D'Souza further explores the hypothesis he originally proposed in his 2010 article for Forbes magazine about president Barack Obama breathlessly trying to fulfill his father's dream of an anti-colonialist society, as well as diving into his struggle with multiple relationships and alcoholism. It is reported that Obama only had contact with his father once, at a very young age, but had his spirit kept alive by his mother's constant stories of his father and his views on the world. It too explores his father's influences from known communists like Frank Marshall Davis, and how Obama may have had contact with Bill Ayers, a Weather Underground terrorist. D'Souza carefully touches on these subjects and refuses to hammer his ideology into anyone's head.
In one of the strongest examinations of this president I have yet to see, D'Souza compiles a montage detailing why Obama is perhaps the most interesting and most contradictory Democrat to ever run for and hold office. We see how Obama has greatly lowered the US's nuclear warheads from 5,000 to 1,500, while other countries continue to stand firm on their count. We see how Obama is selective about his battles, being outspoken about Egypt's uprising and the overthrowing of their president, Hosni Mubarak, but how collectively silent he has been about the ongoing uprising Syria is still facing. And let's not forget his decision to ignore the Keystone Pipeline, yet donations for oil drilling in places like Brazil and Mexico.
D'Souza uses Dreams from My Father, Barack Obama's novel about the relationship with his father he carried out in spirit, his influences, and further teachings that frighteningly compare with socialism and Marxism, to further along his claims as excerpts from the book are frequently heard. Paul Vitz, a New York University psychology, sits down with D'Souza to evaluate Obama's youth and life without a formal father figure, and how he may be attempting to live out his father's legacy by implementing his viewpoints on the American people. Also interviewed is Obama's half brother, George, who currently resides in Kenya, stating he is satisfied with his brother helping him indirectly, saying that he is taking care of the world and the world includes him.
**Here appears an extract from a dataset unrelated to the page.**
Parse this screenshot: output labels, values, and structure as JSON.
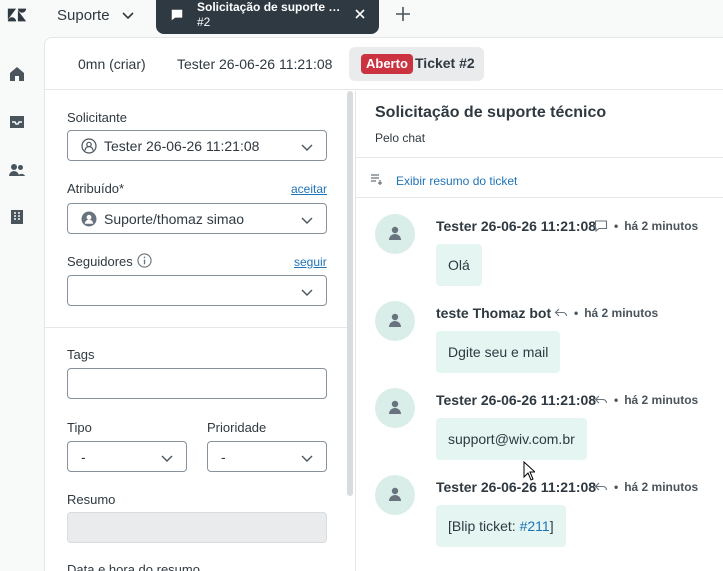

Bold words from someone living in a hut, while his brother is holding the highest office in a totally different country.
The film concludes with the daunting and blunt question that this picture was predicated on and that is where will America be in 2016 if Obama is reelected? Can America take another four years of a president whose original promises in 2008 proved to be nothing more than empty statements of fluff and manipulation? The question is left for the viewer to thoroughly contemplate.
This is not a Conservative documentary in the conventional sense. It isn't bombastic in its views or preachy about its subjects, or even manipulative and overly biased. It's smart, effective, and sure to have a lasting impact on its viewers. It brings intelligent points to light, shows audiences that is filmmaker is more than a talking head and a prolific thinker, and doesn't seem to take a stance on topics that one would believe need a bias in order to be discussed. This is what you call, well, a documentary that does its job and doesn't cut corners in the process when the big questions need answers.
NOTE: The MPAA's justification for 2016: Obama's America's PG-rating is preposterous, which is "for strong language and smoking." I recall scattered instances of small language and a picture or two of Barack Obama smoking. The PG-rated is justified. Its explanation is banal.
Starring: Dinesh D'Souza, George Obama, and Paul Vitz. Directed by: Dinesh D'Souza and John Sullivan.